**Entries provided**
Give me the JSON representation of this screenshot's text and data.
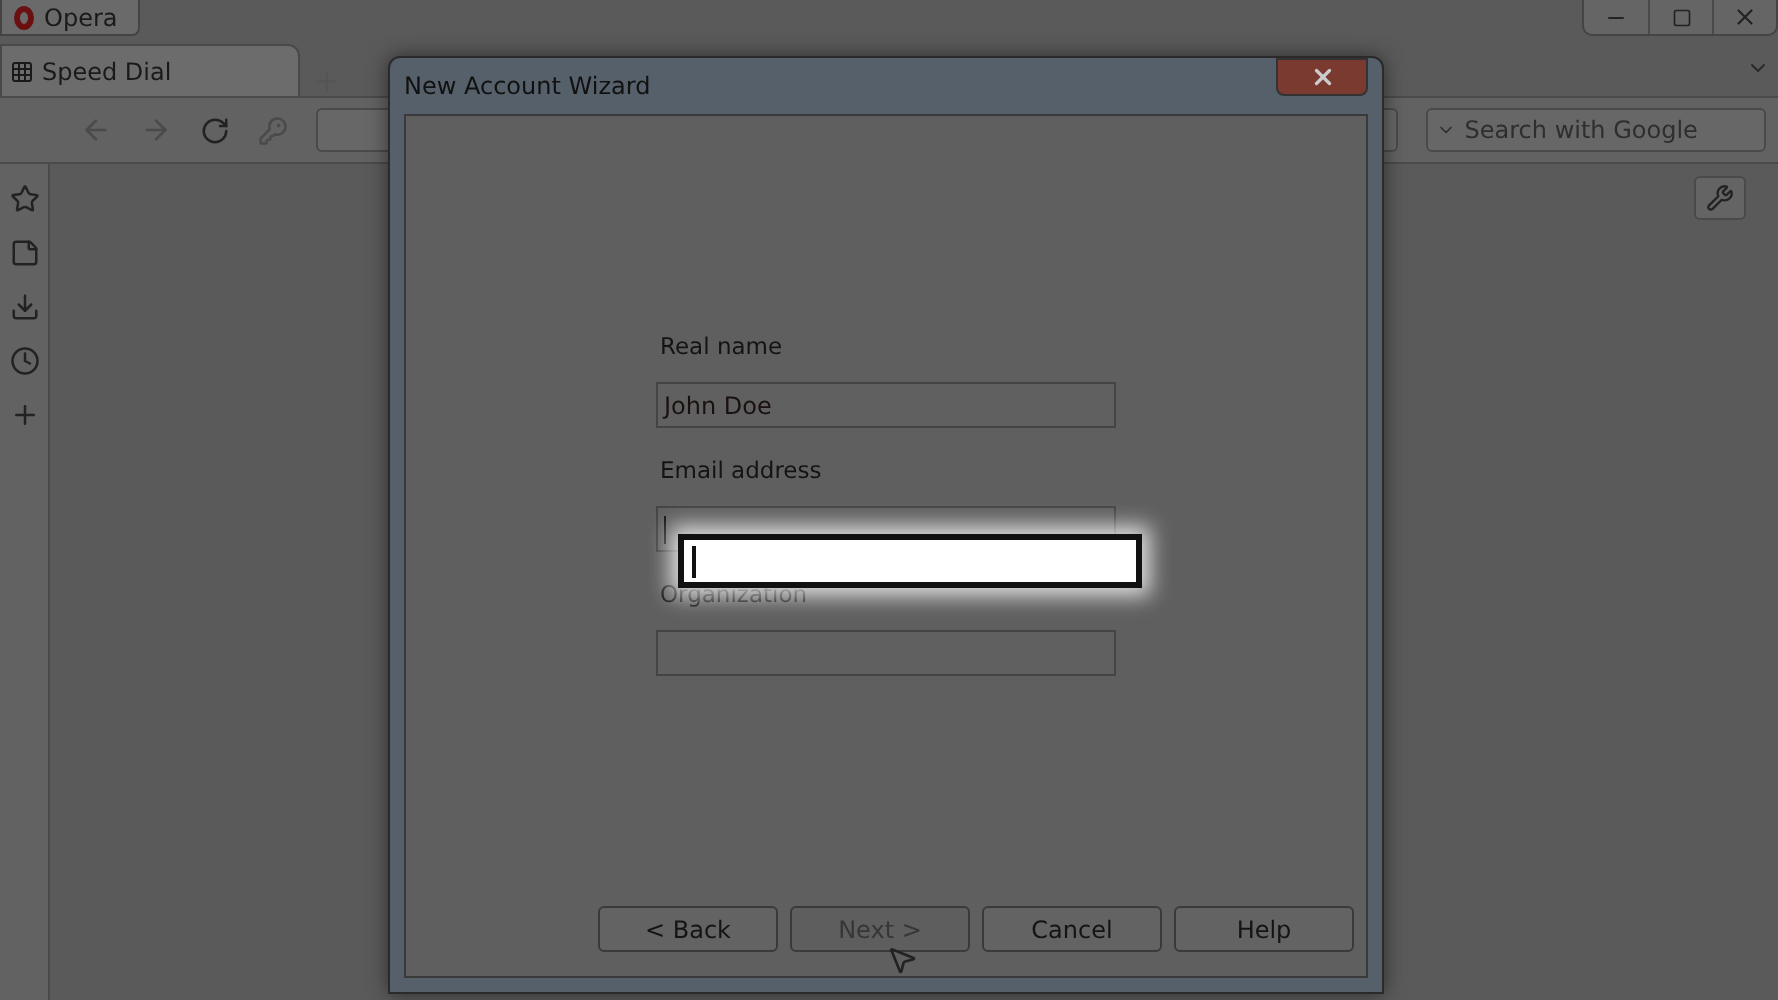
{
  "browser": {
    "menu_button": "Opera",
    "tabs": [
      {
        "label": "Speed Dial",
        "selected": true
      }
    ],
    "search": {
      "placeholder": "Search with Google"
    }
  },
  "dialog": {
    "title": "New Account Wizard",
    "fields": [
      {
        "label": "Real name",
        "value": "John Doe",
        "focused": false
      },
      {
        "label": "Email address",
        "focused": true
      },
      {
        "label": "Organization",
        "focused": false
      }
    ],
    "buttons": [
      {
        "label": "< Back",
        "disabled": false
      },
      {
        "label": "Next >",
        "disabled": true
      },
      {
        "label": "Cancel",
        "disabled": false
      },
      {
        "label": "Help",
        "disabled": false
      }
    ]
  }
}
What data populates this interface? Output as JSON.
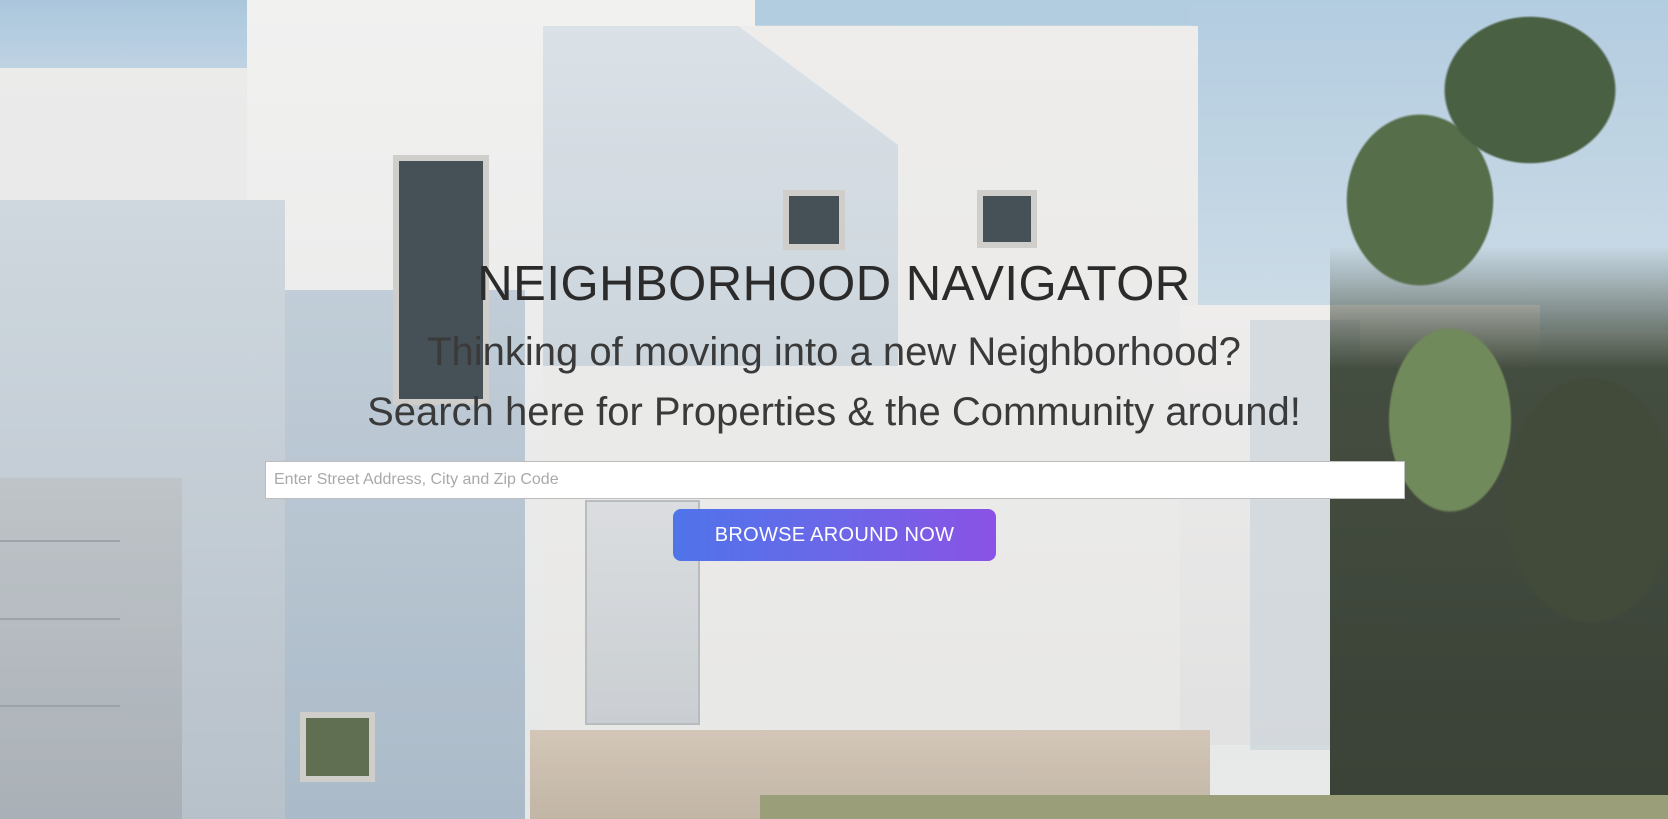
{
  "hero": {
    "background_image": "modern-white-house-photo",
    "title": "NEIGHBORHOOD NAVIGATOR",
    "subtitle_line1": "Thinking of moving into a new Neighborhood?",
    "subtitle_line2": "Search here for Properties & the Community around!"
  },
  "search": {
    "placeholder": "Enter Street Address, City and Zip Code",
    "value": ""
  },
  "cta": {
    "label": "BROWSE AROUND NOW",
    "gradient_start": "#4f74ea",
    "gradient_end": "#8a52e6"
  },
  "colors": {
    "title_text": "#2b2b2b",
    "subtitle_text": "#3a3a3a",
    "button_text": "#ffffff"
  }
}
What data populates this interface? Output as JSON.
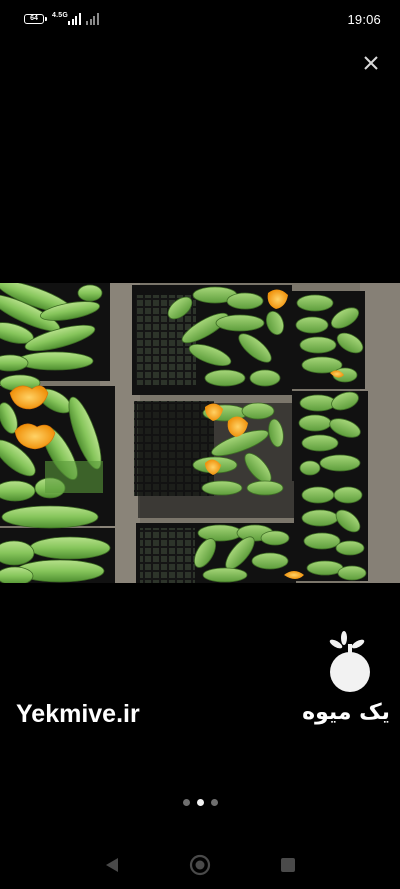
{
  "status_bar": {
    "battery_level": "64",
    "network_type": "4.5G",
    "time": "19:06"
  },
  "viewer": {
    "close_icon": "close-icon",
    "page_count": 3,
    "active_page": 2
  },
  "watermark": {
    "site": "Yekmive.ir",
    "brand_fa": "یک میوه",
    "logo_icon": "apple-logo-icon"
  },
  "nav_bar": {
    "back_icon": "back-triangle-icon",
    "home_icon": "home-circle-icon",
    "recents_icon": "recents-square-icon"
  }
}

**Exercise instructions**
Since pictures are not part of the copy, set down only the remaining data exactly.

**Answer below**
Give me the JSON representation of this screenshot's text and data.
{
  "browser": {
    "menu_button": "Opera",
    "tabs": [
      {
        "label": "Speed Dial",
        "selected": true
      }
    ],
    "search": {
      "placeholder": "Search with Google"
    }
  },
  "dialog": {
    "title": "New Account Wizard",
    "fields": [
      {
        "label": "Real name",
        "value": "John Doe",
        "focused": false
      },
      {
        "label": "Email address",
        "focused": true
      },
      {
        "label": "Organization",
        "focused": false
      }
    ],
    "buttons": [
      {
        "label": "< Back",
        "disabled": false
      },
      {
        "label": "Next >",
        "disabled": true
      },
      {
        "label": "Cancel",
        "disabled": false
      },
      {
        "label": "Help",
        "disabled": false
      }
    ]
  }
}
What data populates this interface? Output as JSON.
{
  "hero": {
    "background_image": "modern-white-house-photo",
    "title": "NEIGHBORHOOD NAVIGATOR",
    "subtitle_line1": "Thinking of moving into a new Neighborhood?",
    "subtitle_line2": "Search here for Properties & the Community around!"
  },
  "search": {
    "placeholder": "Enter Street Address, City and Zip Code",
    "value": ""
  },
  "cta": {
    "label": "BROWSE AROUND NOW",
    "gradient_start": "#4f74ea",
    "gradient_end": "#8a52e6"
  },
  "colors": {
    "title_text": "#2b2b2b",
    "subtitle_text": "#3a3a3a",
    "button_text": "#ffffff"
  }
}
What data populates this interface? Output as JSON.
{
  "status_bar": {
    "battery_level": "64",
    "network_type": "4.5G",
    "time": "19:06"
  },
  "viewer": {
    "close_icon": "close-icon",
    "page_count": 3,
    "active_page": 2
  },
  "watermark": {
    "site": "Yekmive.ir",
    "brand_fa": "یک میوه",
    "logo_icon": "apple-logo-icon"
  },
  "nav_bar": {
    "back_icon": "back-triangle-icon",
    "home_icon": "home-circle-icon",
    "recents_icon": "recents-square-icon"
  }
}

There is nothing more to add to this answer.